Triumph Scrambler XE Ride

I really enjoyed the opportunity to spend a few days with this bike.

My history with Hinckley Triumph Scramblers goes right back to their original 2006 model.
Back then I was living in New Zealand and working for Kiwi Rider Magazine.

Adventure Riding is a big part of the NZ motorcycling scene and when Triumph released the Scrambler, everyone at the mag was all over it.

We took the NZ Distributor’s demo models on a number of hard-core Adventure Rides and found it to be a surprisingly capable machine.

Some of the rides, like the ‘Capital Coast’ around Wellington for example were very demanding and the bike handled some serious off road and ‘Challenge Sections’ with surprising aplomb.

We fitted one with TKC 80’s and did several more Adventure Rides around the North Island and everyone at the Magazine who rode it came to the same conclusion. Looking at the bike and its Spec sheet and inclusions - there is no way we should like this bike as much as we do, and there’s no way it should be as capable as it is.

Yet every time we presented it with a challenge, it answered admirably. And we all liked the look of the bike a lot.

Then I saw a review from a UK Newspaper claiming that the bike was great looking but shouldn’t be taken ‘off your driveway’ or anything seriously off road, so I penned an article vehemently refuting that claim. I published it online on too and that thread has had over 8 million views and 27,000 replies – with a majority agreeing that while the bike does have its limitations – it is a surprisingly capable machine.

Over the ensuing years I also did quite a lot of touring around NZ on various models and a heap more adventure rides. Some of them were epic.

In the ensuing years I moved back home to Australia and the continued to evolve. EFI, better suspension larger capacities and liquid cooling were all added over time.

Fast forward to 2019 and when John Newstead at Team Moto Triumph in Springwood, Brisbane offered me a loan of their latest Scrambler 1200XE I was all over it again - all over again.

I already proved that the older models were pretty good all-rounders.
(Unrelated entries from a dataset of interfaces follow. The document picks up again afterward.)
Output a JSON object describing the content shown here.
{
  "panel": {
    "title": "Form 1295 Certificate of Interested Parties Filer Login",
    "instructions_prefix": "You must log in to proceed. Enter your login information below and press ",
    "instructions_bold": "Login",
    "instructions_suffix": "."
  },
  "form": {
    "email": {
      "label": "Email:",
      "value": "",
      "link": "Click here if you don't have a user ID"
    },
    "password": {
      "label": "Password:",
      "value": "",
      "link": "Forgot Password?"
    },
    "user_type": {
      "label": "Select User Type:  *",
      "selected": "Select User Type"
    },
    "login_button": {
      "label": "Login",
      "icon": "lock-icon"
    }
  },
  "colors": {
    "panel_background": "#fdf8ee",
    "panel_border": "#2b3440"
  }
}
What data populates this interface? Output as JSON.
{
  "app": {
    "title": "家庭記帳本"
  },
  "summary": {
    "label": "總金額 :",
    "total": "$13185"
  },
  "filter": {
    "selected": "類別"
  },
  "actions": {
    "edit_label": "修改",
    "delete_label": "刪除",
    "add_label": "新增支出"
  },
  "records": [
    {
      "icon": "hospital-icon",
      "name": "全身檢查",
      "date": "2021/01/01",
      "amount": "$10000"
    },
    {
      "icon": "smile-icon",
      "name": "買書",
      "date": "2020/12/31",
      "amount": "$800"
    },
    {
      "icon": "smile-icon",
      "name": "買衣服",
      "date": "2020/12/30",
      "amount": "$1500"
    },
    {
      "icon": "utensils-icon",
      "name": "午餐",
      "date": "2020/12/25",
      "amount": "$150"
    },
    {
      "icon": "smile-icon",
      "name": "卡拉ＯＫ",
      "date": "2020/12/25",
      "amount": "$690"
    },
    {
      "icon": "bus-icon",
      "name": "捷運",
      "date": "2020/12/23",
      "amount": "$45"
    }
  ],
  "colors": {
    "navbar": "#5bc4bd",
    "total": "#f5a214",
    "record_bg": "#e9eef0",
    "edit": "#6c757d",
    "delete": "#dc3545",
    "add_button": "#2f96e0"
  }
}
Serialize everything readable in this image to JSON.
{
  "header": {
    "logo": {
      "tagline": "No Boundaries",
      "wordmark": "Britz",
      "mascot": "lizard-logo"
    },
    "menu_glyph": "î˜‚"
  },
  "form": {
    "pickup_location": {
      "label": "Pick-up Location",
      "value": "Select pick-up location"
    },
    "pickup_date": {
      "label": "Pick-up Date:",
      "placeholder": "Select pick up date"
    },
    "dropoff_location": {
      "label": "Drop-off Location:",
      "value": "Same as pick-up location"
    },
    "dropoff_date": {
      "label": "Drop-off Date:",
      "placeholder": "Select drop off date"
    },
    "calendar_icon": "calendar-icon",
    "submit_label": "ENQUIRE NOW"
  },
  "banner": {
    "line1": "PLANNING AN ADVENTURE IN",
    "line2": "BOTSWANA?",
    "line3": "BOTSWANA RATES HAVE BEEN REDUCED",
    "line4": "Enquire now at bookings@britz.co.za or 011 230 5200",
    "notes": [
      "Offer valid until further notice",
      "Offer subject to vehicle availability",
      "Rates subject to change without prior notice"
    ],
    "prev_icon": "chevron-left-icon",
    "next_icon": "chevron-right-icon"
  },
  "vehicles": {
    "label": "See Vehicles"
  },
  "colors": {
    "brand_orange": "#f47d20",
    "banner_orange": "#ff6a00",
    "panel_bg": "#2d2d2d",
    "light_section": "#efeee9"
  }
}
A weekend on the latest incarnation really blew me away.

The 2019 model is one of the best fun and most capable motorcycles I’ve ever tested.

It starts with the Liquid-cooled, 8 valve, SOHC, 270° crank angle parallel-twin. It’s compact, responsive and powerful and it’s running out around 90 horsepower with the great-sounding Arrow carbon exhaust system fitted on the demo unit.

The frame is Tubular steel with aluminium cradle and the Swingarm is a Twin-sided, aluminium unit. Its suspended by Showa 45mm fully adjustable upside-down forks, with 200mm travel up front and some a pair of superb Fully adjustable Ohlins twin shocks with piggy back reservoir and an enormous 200mm rear wheel travel at rear.
When dialled in correctly it is some of the best suspension I’ve used.

It’s also fitted with Twin 320mm Brembo discs Brembo M50, 4-piston radial monobloc callipers with ABS up front and Single 255mm disc, Brembo 2-piston floating calliper with ABS at the rear. Brakes that are completely in line with the top-notch specifications of this bike.

Add all these individual components great looks, pleasing motor, solid chassis, fantastic suspension, brilliant brakes and put them all together in a package that tips the scales at 205kg dry – and you have a package that is outrageously good fun and very rewarding to ride.

In standard form, fitted with the Standard Metzler Tourance tyres the bike is more road and dirt road oriented, but it will still take you off the beaten track with ease.
It really is quite a competent all-rounder – no matter what surface you are riding on.

With some serious off -road tyres fitted it would rank up with the most capable of ADV machines.